(Dataset rows for apps and sites)
◆ ◆ ◆ ◆ ◆ ◆ ◆

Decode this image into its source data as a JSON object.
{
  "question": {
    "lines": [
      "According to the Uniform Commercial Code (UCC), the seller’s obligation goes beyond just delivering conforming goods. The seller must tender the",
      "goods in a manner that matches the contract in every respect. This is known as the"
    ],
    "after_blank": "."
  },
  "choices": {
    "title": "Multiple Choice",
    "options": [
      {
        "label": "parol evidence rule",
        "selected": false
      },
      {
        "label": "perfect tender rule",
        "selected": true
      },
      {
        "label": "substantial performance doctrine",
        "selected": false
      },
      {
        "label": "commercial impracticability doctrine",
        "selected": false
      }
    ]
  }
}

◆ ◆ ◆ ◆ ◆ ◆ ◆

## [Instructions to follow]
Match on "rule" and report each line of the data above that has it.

## [Reply to the exercise]
        "label": "parol evidence rule",
        "label": "perfect tender rule",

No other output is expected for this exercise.